▸ Assignment:
Copy out every record precisely.

▸ Material for the task:
>>>

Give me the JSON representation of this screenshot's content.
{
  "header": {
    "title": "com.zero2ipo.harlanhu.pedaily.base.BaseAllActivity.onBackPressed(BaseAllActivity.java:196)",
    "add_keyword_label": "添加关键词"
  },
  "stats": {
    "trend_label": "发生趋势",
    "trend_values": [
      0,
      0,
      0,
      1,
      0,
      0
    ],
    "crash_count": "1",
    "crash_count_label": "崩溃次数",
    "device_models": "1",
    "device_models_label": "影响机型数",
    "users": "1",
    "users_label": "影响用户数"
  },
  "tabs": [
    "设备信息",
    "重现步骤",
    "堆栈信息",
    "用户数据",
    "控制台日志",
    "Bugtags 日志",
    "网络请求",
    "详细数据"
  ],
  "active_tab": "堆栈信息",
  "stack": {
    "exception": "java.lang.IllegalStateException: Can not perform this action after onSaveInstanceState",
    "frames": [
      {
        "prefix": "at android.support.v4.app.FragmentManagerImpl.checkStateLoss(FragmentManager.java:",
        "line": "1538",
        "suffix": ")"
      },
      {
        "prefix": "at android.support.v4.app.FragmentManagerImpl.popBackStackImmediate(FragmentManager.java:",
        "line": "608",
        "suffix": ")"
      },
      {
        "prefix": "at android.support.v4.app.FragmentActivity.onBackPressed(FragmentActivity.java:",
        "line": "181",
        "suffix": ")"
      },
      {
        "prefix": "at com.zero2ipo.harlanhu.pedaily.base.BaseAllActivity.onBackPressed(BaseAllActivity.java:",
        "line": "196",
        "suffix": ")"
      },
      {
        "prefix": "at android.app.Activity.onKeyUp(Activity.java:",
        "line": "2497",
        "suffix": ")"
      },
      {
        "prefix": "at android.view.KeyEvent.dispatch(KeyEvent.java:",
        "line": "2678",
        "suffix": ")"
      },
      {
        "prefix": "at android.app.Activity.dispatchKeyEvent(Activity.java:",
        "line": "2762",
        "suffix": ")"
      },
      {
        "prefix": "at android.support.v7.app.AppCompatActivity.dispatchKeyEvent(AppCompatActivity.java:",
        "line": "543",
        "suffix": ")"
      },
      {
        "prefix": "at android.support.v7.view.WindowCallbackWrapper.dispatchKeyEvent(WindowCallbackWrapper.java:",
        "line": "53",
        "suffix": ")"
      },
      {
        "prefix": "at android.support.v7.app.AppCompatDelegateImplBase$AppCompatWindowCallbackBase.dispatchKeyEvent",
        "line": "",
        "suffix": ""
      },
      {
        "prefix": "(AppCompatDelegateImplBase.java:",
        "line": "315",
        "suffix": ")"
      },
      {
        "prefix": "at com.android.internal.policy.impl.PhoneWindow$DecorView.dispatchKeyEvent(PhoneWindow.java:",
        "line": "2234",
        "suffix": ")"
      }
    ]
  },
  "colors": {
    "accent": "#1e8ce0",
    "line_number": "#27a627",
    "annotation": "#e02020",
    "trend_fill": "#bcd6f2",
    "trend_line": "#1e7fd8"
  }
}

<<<

▸ Response to this exercise:
Give me the JSON representation of this screenshot's content.
{
  "header": {
    "title": "com.zero2ipo.harlanhu.pedaily.base.BaseAllActivity.onBackPressed(BaseAllActivity.java:196)",
    "add_keyword_label": "添加关键词"
  },
  "stats": {
    "trend_label": "发生趋势",
    "trend_values": [
      0,
      0,
      0,
      1,
      0,
      0
    ],
    "crash_count": "1",
    "crash_count_label": "崩溃次数",
    "device_models": "1",
    "device_models_label": "影响机型数",
    "users": "1",
    "users_label": "影响用户数"
  },
  "tabs": [
    "设备信息",
    "重现步骤",
    "堆栈信息",
    "用户数据",
    "控制台日志",
    "Bugtags 日志",
    "网络请求",
    "详细数据"
  ],
  "active_tab": "堆栈信息",
  "stack": {
    "exception": "java.lang.IllegalStateException: Can not perform this action after onSaveInstanceState",
    "frames": [
      {
        "prefix": "at android.support.v4.app.FragmentManagerImpl.checkStateLoss(FragmentManager.java:",
        "line": "1538",
        "suffix": ")"
      },
      {
        "prefix": "at android.support.v4.app.FragmentManagerImpl.popBackStackImmediate(FragmentManager.java:",
        "line": "608",
        "suffix": ")"
      },
      {
        "prefix": "at android.support.v4.app.FragmentActivity.onBackPressed(FragmentActivity.java:",
        "line": "181",
        "suffix": ")"
      },
      {
        "prefix": "at com.zero2ipo.harlanhu.pedaily.base.BaseAllActivity.onBackPressed(BaseAllActivity.java:",
        "line": "196",
        "suffix": ")"
      },
      {
        "prefix": "at android.app.Activity.onKeyUp(Activity.java:",
        "line": "2497",
        "suffix": ")"
      },
      {
        "prefix": "at android.view.KeyEvent.dispatch(KeyEvent.java:",
        "line": "2678",
        "suffix": ")"
      },
      {
        "prefix": "at android.app.Activity.dispatchKeyEvent(Activity.java:",
        "line": "2762",
        "suffix": ")"
      },
      {
        "prefix": "at android.support.v7.app.AppCompatActivity.dispatchKeyEvent(AppCompatActivity.java:",
        "line": "543",
        "suffix": ")"
      },
      {
        "prefix": "at android.support.v7.view.WindowCallbackWrapper.dispatchKeyEvent(WindowCallbackWrapper.java:",
        "line": "53",
        "suffix": ")"
      },
      {
        "prefix": "at android.support.v7.app.AppCompatDelegateImplBase$AppCompatWindowCallbackBase.dispatchKeyEvent",
        "line": "",
        "suffix": ""
      },
      {
        "prefix": "(AppCompatDelegateImplBase.java:",
        "line": "315",
        "suffix": ")"
      },
      {
        "prefix": "at com.android.internal.policy.impl.PhoneWindow$DecorView.dispatchKeyEvent(PhoneWindow.java:",
        "line": "2234",
        "suffix": ")"
      }
    ]
  },
  "colors": {
    "accent": "#1e8ce0",
    "line_number": "#27a627",
    "annotation": "#e02020",
    "trend_fill": "#bcd6f2",
    "trend_line": "#1e7fd8"
  }
}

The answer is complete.